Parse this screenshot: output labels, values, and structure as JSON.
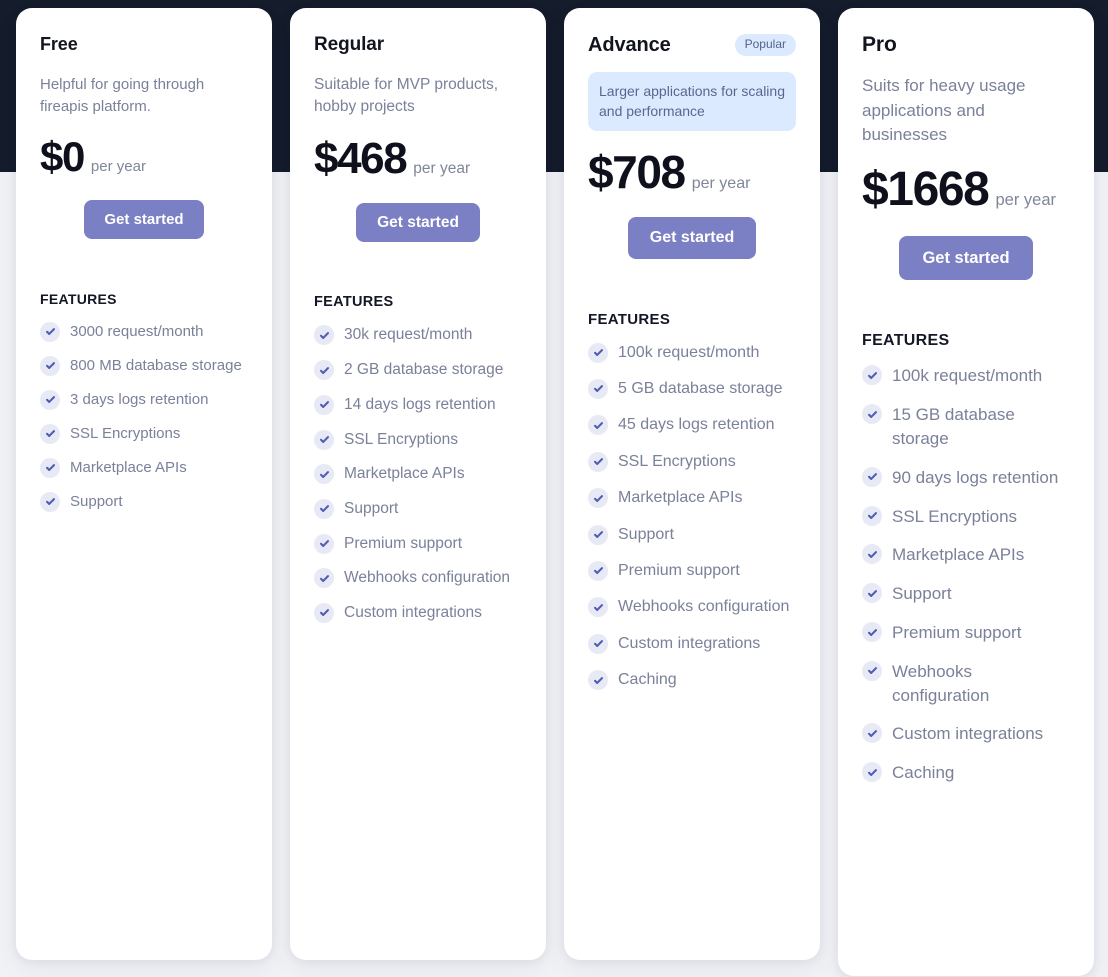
{
  "theme": {
    "page_background": "#f1f2f6",
    "header_band": "#151c2c",
    "card_background": "#ffffff",
    "accent_button": "#7b7fc4",
    "badge_background": "#dbeafe",
    "badge_text": "#55638e",
    "check_circle": "#e7e9f5",
    "check_mark": "#4f5bb5",
    "muted_text": "#7a8199",
    "title_text": "#12151f"
  },
  "features_heading": "FEATURES",
  "cta_label": "Get started",
  "plans": [
    {
      "name": "Free",
      "badge": "",
      "description": "Helpful for going through fireapis platform.",
      "description_highlighted": false,
      "price": "$0",
      "period": "per year",
      "cta": "Get started",
      "features": [
        "3000 request/month",
        "800 MB database storage",
        "3 days logs retention",
        "SSL Encryptions",
        "Marketplace APIs",
        "Support"
      ]
    },
    {
      "name": "Regular",
      "badge": "",
      "description": "Suitable for MVP products, hobby projects",
      "description_highlighted": false,
      "price": "$468",
      "period": "per year",
      "cta": "Get started",
      "features": [
        "30k request/month",
        "2 GB database storage",
        "14 days logs retention",
        "SSL Encryptions",
        "Marketplace APIs",
        "Support",
        "Premium support",
        "Webhooks configuration",
        "Custom integrations"
      ]
    },
    {
      "name": "Advance",
      "badge": "Popular",
      "description": "Larger applications for scaling and performance",
      "description_highlighted": true,
      "price": "$708",
      "period": "per year",
      "cta": "Get started",
      "features": [
        "100k request/month",
        "5 GB database storage",
        "45 days logs retention",
        "SSL Encryptions",
        "Marketplace APIs",
        "Support",
        "Premium support",
        "Webhooks configuration",
        "Custom integrations",
        "Caching"
      ]
    },
    {
      "name": "Pro",
      "badge": "",
      "description": "Suits for heavy usage applications and businesses",
      "description_highlighted": false,
      "price": "$1668",
      "period": "per year",
      "cta": "Get started",
      "features": [
        "100k request/month",
        "15 GB database storage",
        "90 days logs retention",
        "SSL Encryptions",
        "Marketplace APIs",
        "Support",
        "Premium support",
        "Webhooks configuration",
        "Custom integrations",
        "Caching"
      ]
    }
  ]
}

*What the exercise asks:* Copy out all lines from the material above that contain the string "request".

*Solved problem:*
        "3000 request/month",
        "30k request/month",
        "100k request/month",
        "100k request/month",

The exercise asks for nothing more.